It is initially offering 50 billion pounds worth ($100 billion) of gilt-edged securities but the size of the scheme will depend on how much banks need to get lending going again -- and how much they're willing to stump up in costly collateral.
"There is no arbitrary limit on it," Bank of England Governor Mervyn King told reporters.
Although the move should help to give some much-needed to support to the banking system, economists cautioned the swap scheme alone would not be enough to revive a flagging economy.
"It will have a positive impact on the money market but it's unlikely that it will have any meaningful impact on unlocking mortgage markets," said Lena Komileva, market economist at Tullett Prebon.
The BoE's plan is its latest move to deal with the impact of the credit crisis on the economy.
Central banks around the world have been taking a variety of actions to get the frozen markets moving.
The Federal Reserve last month unveiled a $200 billion scheme to help mortgage markets.
Since December the Bank of England has cut interest rates three times to 5.0 percent and provided emergency, mainly three month, liquidity to banks.
However, the government worries some of those rate cuts have not been passed on to consumers who, faced with rising oil and food prices and falling house prices, are starting to feel the effects of an economic downturn -- and who are increasingly disillusioned with Prime Minister Gordon Brown.
"We will make sure that there is enough liquidity in the economy so that we can continue to lend money for businesses and lend money for people to buy their own houses," Brown said.
Analysts said the plan could boost sentiment but would not reverse the impact of the credit squeeze.
"This is not going to undo the harm that's already been done to the economy," said Alan Clarke, an economist at BNP Paribas. "It might just stop things getting any worse."
Sterling fell after the well-flagged plan was unveiled, the interbank cost of borrowing three-month sterling funds fell modestly and one-month rates slipped to their lowest level in a year at 5.49000 percent.
King said it would be at least two months before it would be possible to judge whether the scheme has worked.
The Bank of England is offering to exchange government securities for a range of high quality bank assets, including mortgages.
It is being guaranteed by the British Treasury but has been designed to avoid the public sector taking on the risk of potential losses.
The BoE plan is designed to tackle an overhang of debt in the 1.2 trillion pounds UK mortgage market that banks would have repackaged and sold on had the credit crisis not hit.
Lehman Brothers estimates that overhang at around 35 billion pounds.
Banks are expected to take more action to shore up their own balance sheets in tandem with the BoE action.
"...If you look at what's been happening in the last few days, the pressure on banks to declare the extent of any losses they've made ... and how they are going to deal with it and how they are going to raise money from their shareholders -- I think you'll see much, much more of that," Finance Minister Alistair Darling said.

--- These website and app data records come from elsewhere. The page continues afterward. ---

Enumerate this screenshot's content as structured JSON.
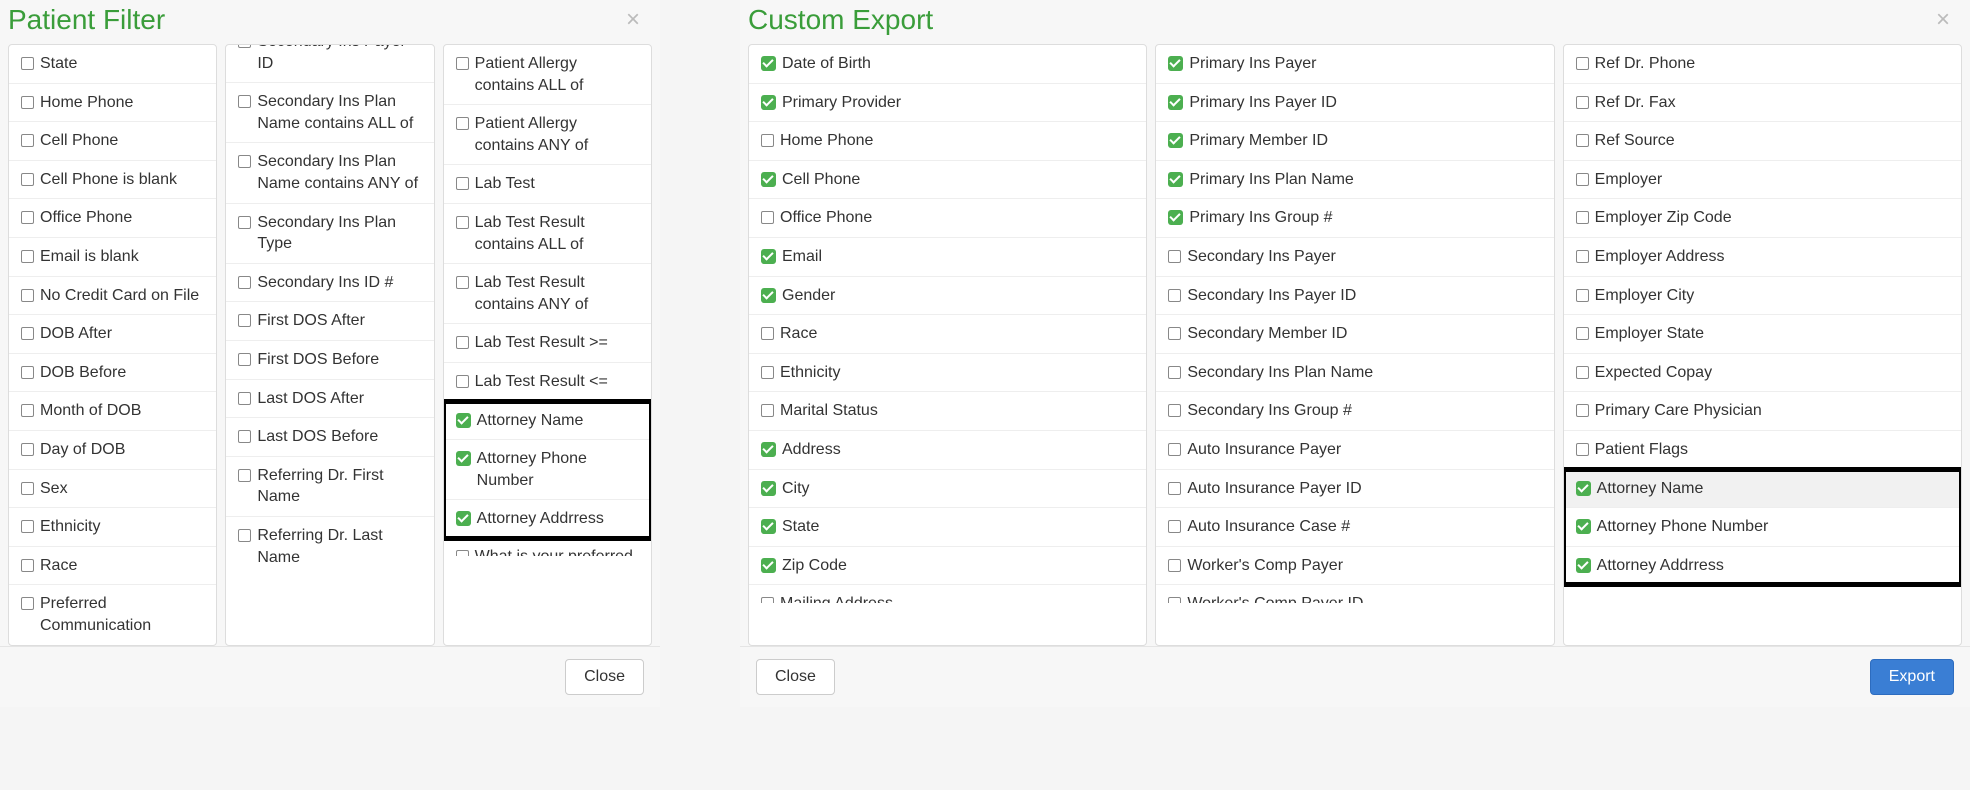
{
  "patientFilter": {
    "title": "Patient Filter",
    "closeBtn": "Close",
    "col1": [
      {
        "label": "State",
        "checked": false
      },
      {
        "label": "Home Phone",
        "checked": false
      },
      {
        "label": "Cell Phone",
        "checked": false
      },
      {
        "label": "Cell Phone is blank",
        "checked": false
      },
      {
        "label": "Office Phone",
        "checked": false
      },
      {
        "label": "Email is blank",
        "checked": false
      },
      {
        "label": "No Credit Card on File",
        "checked": false
      },
      {
        "label": "DOB After",
        "checked": false
      },
      {
        "label": "DOB Before",
        "checked": false
      },
      {
        "label": "Month of DOB",
        "checked": false
      },
      {
        "label": "Day of DOB",
        "checked": false
      },
      {
        "label": "Sex",
        "checked": false
      },
      {
        "label": "Ethnicity",
        "checked": false
      },
      {
        "label": "Race",
        "checked": false
      },
      {
        "label": "Preferred Communication",
        "checked": false
      }
    ],
    "col2": [
      {
        "label": "Secondary Ins Payer ID",
        "checked": false,
        "cutTop": true
      },
      {
        "label": "Secondary Ins Plan Name contains ALL of",
        "checked": false
      },
      {
        "label": "Secondary Ins Plan Name contains ANY of",
        "checked": false
      },
      {
        "label": "Secondary Ins Plan Type",
        "checked": false
      },
      {
        "label": "Secondary Ins ID #",
        "checked": false
      },
      {
        "label": "First DOS After",
        "checked": false
      },
      {
        "label": "First DOS Before",
        "checked": false
      },
      {
        "label": "Last DOS After",
        "checked": false
      },
      {
        "label": "Last DOS Before",
        "checked": false
      },
      {
        "label": "Referring Dr. First Name",
        "checked": false
      },
      {
        "label": "Referring Dr. Last Name",
        "checked": false
      }
    ],
    "col3": [
      {
        "label": "Patient Allergy contains ALL of",
        "checked": false
      },
      {
        "label": "Patient Allergy contains ANY of",
        "checked": false
      },
      {
        "label": "Lab Test",
        "checked": false
      },
      {
        "label": "Lab Test Result contains ALL of",
        "checked": false
      },
      {
        "label": "Lab Test Result contains ANY of",
        "checked": false
      },
      {
        "label": "Lab Test Result >=",
        "checked": false
      },
      {
        "label": "Lab Test Result <=",
        "checked": false
      },
      {
        "label": "Attorney Name",
        "checked": true,
        "hl": "start"
      },
      {
        "label": "Attorney Phone Number",
        "checked": true,
        "hl": "mid"
      },
      {
        "label": "Attorney Addrress",
        "checked": true,
        "hl": "end"
      },
      {
        "label": "What is your preferred",
        "checked": false,
        "cutBottom": true
      }
    ]
  },
  "customExport": {
    "title": "Custom Export",
    "closeBtn": "Close",
    "exportBtn": "Export",
    "col1": [
      {
        "label": "Date of Birth",
        "checked": true
      },
      {
        "label": "Primary Provider",
        "checked": true
      },
      {
        "label": "Home Phone",
        "checked": false
      },
      {
        "label": "Cell Phone",
        "checked": true
      },
      {
        "label": "Office Phone",
        "checked": false
      },
      {
        "label": "Email",
        "checked": true
      },
      {
        "label": "Gender",
        "checked": true
      },
      {
        "label": "Race",
        "checked": false
      },
      {
        "label": "Ethnicity",
        "checked": false
      },
      {
        "label": "Marital Status",
        "checked": false
      },
      {
        "label": "Address",
        "checked": true
      },
      {
        "label": "City",
        "checked": true
      },
      {
        "label": "State",
        "checked": true
      },
      {
        "label": "Zip Code",
        "checked": true
      },
      {
        "label": "Mailing Address",
        "checked": false,
        "cutBottom": true
      }
    ],
    "col2": [
      {
        "label": "Primary Ins Payer",
        "checked": true
      },
      {
        "label": "Primary Ins Payer ID",
        "checked": true
      },
      {
        "label": "Primary Member ID",
        "checked": true
      },
      {
        "label": "Primary Ins Plan Name",
        "checked": true
      },
      {
        "label": "Primary Ins Group #",
        "checked": true
      },
      {
        "label": "Secondary Ins Payer",
        "checked": false
      },
      {
        "label": "Secondary Ins Payer ID",
        "checked": false
      },
      {
        "label": "Secondary Member ID",
        "checked": false
      },
      {
        "label": "Secondary Ins Plan Name",
        "checked": false
      },
      {
        "label": "Secondary Ins Group #",
        "checked": false
      },
      {
        "label": "Auto Insurance Payer",
        "checked": false
      },
      {
        "label": "Auto Insurance Payer ID",
        "checked": false
      },
      {
        "label": "Auto Insurance Case #",
        "checked": false
      },
      {
        "label": "Worker's Comp Payer",
        "checked": false
      },
      {
        "label": "Worker's Comp Payer ID",
        "checked": false,
        "cutBottom": true
      }
    ],
    "col3": [
      {
        "label": "Ref Dr. Phone",
        "checked": false
      },
      {
        "label": "Ref Dr. Fax",
        "checked": false
      },
      {
        "label": "Ref Source",
        "checked": false
      },
      {
        "label": "Employer",
        "checked": false
      },
      {
        "label": "Employer Zip Code",
        "checked": false
      },
      {
        "label": "Employer Address",
        "checked": false
      },
      {
        "label": "Employer City",
        "checked": false
      },
      {
        "label": "Employer State",
        "checked": false
      },
      {
        "label": "Expected Copay",
        "checked": false
      },
      {
        "label": "Primary Care Physician",
        "checked": false
      },
      {
        "label": "Patient Flags",
        "checked": false
      },
      {
        "label": "Attorney Name",
        "checked": true,
        "hl": "start",
        "hlRow": true
      },
      {
        "label": "Attorney Phone Number",
        "checked": true,
        "hl": "mid"
      },
      {
        "label": "Attorney Addrress",
        "checked": true,
        "hl": "end"
      }
    ]
  }
}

JPMorgan estimates the capital shortfall for the four large UK banks -- Royal Bank of Scotland, HBOS, Barclays and Lloyds TSB -- at nearly 37 billion pounds.
Royal Bank of Scotland, Britain's second largest bank, confirmed on Monday it was considering a share issue and others in the sector are expected to follow.
People familiar with the matter have told Reuters RBS is seeking to raise over $20 billion.